After the thinking time, students should be paired with a partner to discuss their ideas. Educators can either pair students randomly or strategically, depending on their goals. For example, if the educator wants to promote collaboration, they could pair students with different strengths or backgrounds.
Step 5: Share Ideas
Finally, students should share their ideas with the whole class. The educator can either call on individual pairs or have volunteers share their ideas. This stage is an opportunity for students to refine their ideas and learn from others.
Best Practices for Educators
Set Clear Expectations
To ensure that TPS is effective, educators should set clear expectations for their students. They should explain the purpose of TPS, the process, and what is expected of students during each stage.
Use Appropriate Prompts
Educators should also use appropriate prompts for TPS. The prompts should be open-ended and related to the material being covered. They should also be at an appropriate level for the students.
Monitor Student Progress
Educators should monitor student progress during TPS to ensure that students are on task and engaging in the activity. This can be done by circulating the room, listening to student conversations, and providing feedback as needed.
TPS is a great opportunity to encourage collaboration among students.

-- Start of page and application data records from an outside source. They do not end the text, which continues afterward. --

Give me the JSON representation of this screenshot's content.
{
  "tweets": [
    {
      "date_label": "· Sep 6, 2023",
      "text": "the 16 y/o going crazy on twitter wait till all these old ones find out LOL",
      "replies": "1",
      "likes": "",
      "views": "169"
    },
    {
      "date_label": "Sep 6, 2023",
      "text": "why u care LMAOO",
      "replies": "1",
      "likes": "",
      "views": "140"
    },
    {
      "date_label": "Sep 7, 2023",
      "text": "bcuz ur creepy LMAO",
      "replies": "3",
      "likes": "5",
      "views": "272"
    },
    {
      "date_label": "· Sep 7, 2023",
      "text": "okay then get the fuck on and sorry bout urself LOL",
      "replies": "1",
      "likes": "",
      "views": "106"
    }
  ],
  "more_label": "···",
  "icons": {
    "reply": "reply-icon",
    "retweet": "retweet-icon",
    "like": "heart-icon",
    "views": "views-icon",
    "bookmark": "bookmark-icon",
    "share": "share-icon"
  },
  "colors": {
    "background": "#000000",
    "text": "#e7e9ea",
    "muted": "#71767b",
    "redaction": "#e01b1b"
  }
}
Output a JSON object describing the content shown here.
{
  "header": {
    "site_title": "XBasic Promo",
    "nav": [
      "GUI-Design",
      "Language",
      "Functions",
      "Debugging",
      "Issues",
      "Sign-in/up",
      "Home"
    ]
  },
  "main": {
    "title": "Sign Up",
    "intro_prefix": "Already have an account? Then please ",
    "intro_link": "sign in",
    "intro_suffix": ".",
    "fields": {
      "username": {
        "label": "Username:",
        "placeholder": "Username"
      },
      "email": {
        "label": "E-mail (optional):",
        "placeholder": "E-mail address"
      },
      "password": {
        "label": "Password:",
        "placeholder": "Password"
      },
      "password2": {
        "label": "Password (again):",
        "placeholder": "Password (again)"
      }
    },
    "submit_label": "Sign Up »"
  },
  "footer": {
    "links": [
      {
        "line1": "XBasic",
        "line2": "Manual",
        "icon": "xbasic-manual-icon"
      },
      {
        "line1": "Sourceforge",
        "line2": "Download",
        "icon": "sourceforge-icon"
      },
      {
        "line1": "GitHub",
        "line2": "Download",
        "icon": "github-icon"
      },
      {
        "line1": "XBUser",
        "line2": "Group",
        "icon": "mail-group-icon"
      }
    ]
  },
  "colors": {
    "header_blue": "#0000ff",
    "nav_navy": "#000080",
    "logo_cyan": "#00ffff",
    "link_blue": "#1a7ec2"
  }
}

Educators can strategically pair students to encourage collaboration and foster a sense of community in the classroom.
Finally, educators should provide feedback to their students after TPS activities. Feedback can be given in the form of verbal praise, written comments, or grades. Feedback is essential for students to understand what they are doing well and what they need to improve upon.
Limitations and Considerations
While TPS has many benefits, there are also some limitations and considerations that educators should be aware of. TPS may not work well for all students, especially those who are shy or introverted. Additionally, TPS may not be suitable for all subjects or topics, and educators should carefully consider whether TPS is appropriate for a given lesson.
It is also important for educators to consider the diversity of their students and to make adjustments to the TPS process as needed to ensure that all students can participate and benefit from the activity. For example, educators may need to provide additional support for English language learners or students with disabilities.
Finally, educators should be mindful of the amount of time that TPS activities take and ensure that they are not taking away from other important classroom activities, such as direct instruction or independent work time.
While TPS has been shown to be effective in many studies, there is still much to learn about how to use TPS most effectively in different contexts and with different populations of students. Future research could explore the impact of TPS on different subject areas and age groups, as well as how to adapt TPS for online or hybrid learning environments.
In conclusion, Think-Pair-Share is a powerful teaching strategy that can enhance student learning, engagement, and communication skills. By following best practices and being mindful of limitations and considerations, educators can effectively implement TPS in their classrooms and help their students to succeed academically and in their future careers. By continuing to research and develop best practices for TPS, educators can ensure that this strategy remains a valuable tool for enhancing student learning for years to come.